Tuesday, January 15, 2008

Feelin' philosophical ...

The last several days, weeks and months have been filled with trials and tribulations. And I don't say that flippantly. There have been struggles in many aspects of my life, most predominantly with the deaths of my three grandmothers, but I've been noticing the "struggle" theme coming up in many, many, MANY facets of my day-to-day being. And I've started to slowly, finally connect a few dots and get a glimpse of the bigger picture.

With hardship, with getting through the seemingly unbearable, there is a light at the other end of the tunnel and it is beautiful.

This last year has perhaps been one of the longest and most productive I've ever felt. There was happy, there was sad, there was thrill and there was downright depressing. And when I look back on the year, I feel like I've grown. I feel like I've lived, not just existed. I've come out the other end better for all the headaches and pain.

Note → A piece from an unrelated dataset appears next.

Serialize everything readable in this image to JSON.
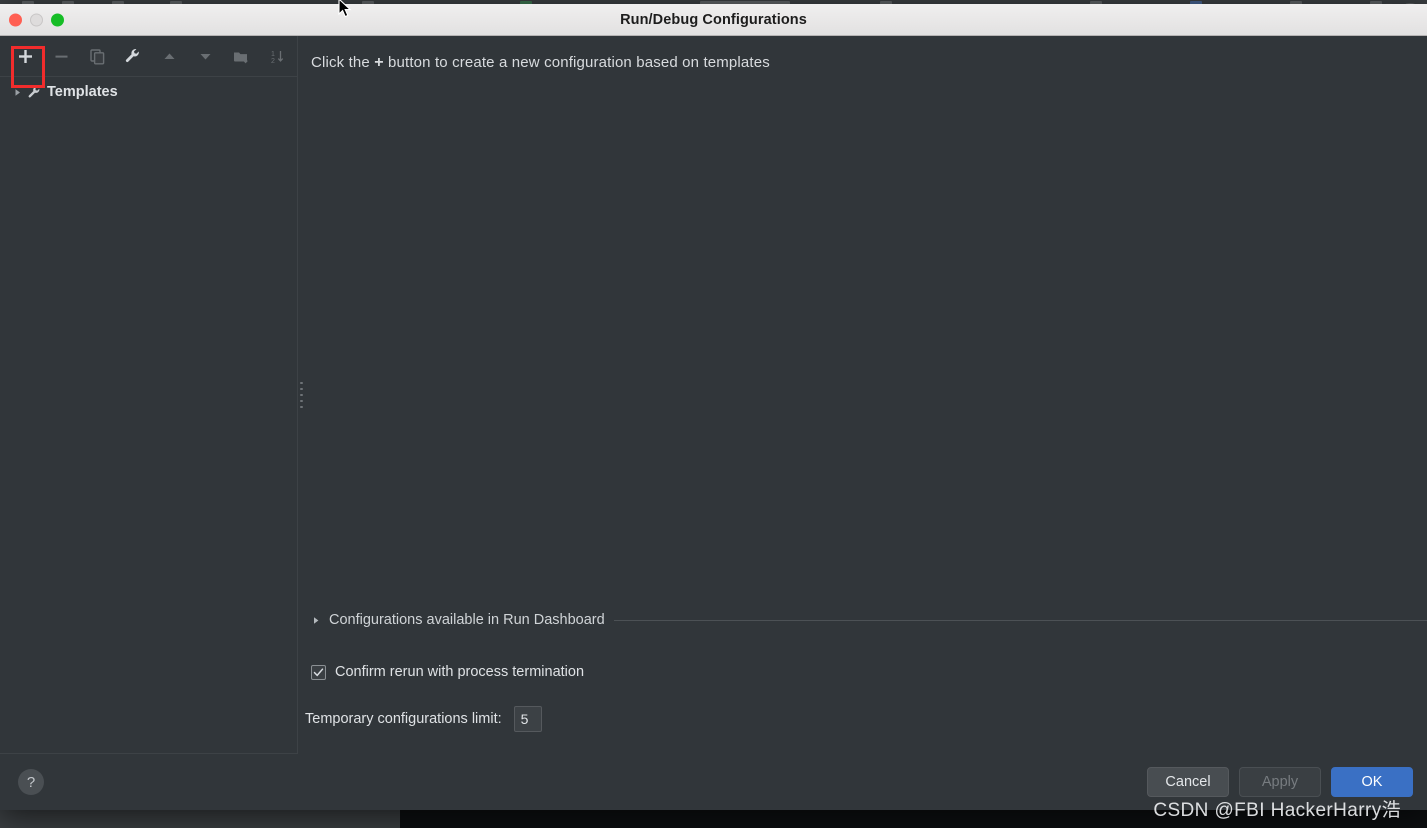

The pain ... it's brought me back to contemplate the births of my three younguns. All born at home, no drugs and not necessarily the easiest of labors. It was painful, it sucked, and I was momentarily crazy ... but once they were born, there was peace. I'm not overly frou-frou when it comes to childbirth; I'm mostly scared of doctors. I'm pretty blunt about the realities of pregnancy and the ups and downs of parenthood. But I can honestly say upon reflection, this was one of my first real-life "ahas" where I finally understood the miracle of sacrifice. About how suffering can bring even greater peace, even pleasure once you get to the other side.

It's a theme that's been reflected this past year mostly in death. I've long been scared of death and its finality. But this past year I've witnessed the final hours of one grandmother begging please ... begging for what the loved ones who surrounded her can only guess was freedom from her pain; she was ready. This was the first time death had truly hit home as something more than death to me. It was real, and painful to us survivors, but so obviously freeing for her. Then there was my step-grandmother, who we found out after her sudden death had written letters to God to take her home once she'd gotten everything in order. And, finally, the death of my grandmother and second mother. A woman who'd lived with verve, and whose final months were a mix of good moments with her and her vast and ever-expanding family, and many more moments that were so obviously torture to her memory faded and her pain increased. With her passing, we know the pain we feel is for ourselves; we know that her soul is free once again.

This year of needed reflection then brings me back to the here, the now, the years I likely have left on Earth. Brings me to the struggles that may occur in the many other aspects of my life, and I have a different perspective than I would have just a year ago. A year ago, some of the struggles and the imperfect situations I've been faced with, either on my own or as a group ... they no longer look as daunting or as cursed. I see opportunity.

In the face of adversity, I now see opportunity.

And I hope ... I wish ... I indeed pray that I'm able to hang on to that vantage point for the rest of my life ... because hope is a beautiful thing.

4 comments:

manleyj said...

Beautiful perspective. Thank you (sniffle...).

Camille said...

I compltely agree with you. The light on the otherside completes the painful journey of losing our loved ones, and the pain we feel is only because we've been left behind with this void, but we know that they are happy and experiencing life in a new way and that gives us comfort.

I know that without my mother's passing, I would not be who I am today, and I am stronger and wiser for it...though I would trade anything to still have her here...sort of a catch 22...

Jenny said...

Such wonderful statements. Also got me thinking about your birth stories. I thought about you guys when I was in labor. How wonderful and strong you were. How inspiring your stories. Then, with my beautiful perfect epidural in place, I took a nap. :)

Kate said...

Oh, c'mon, are you trying to make me cry?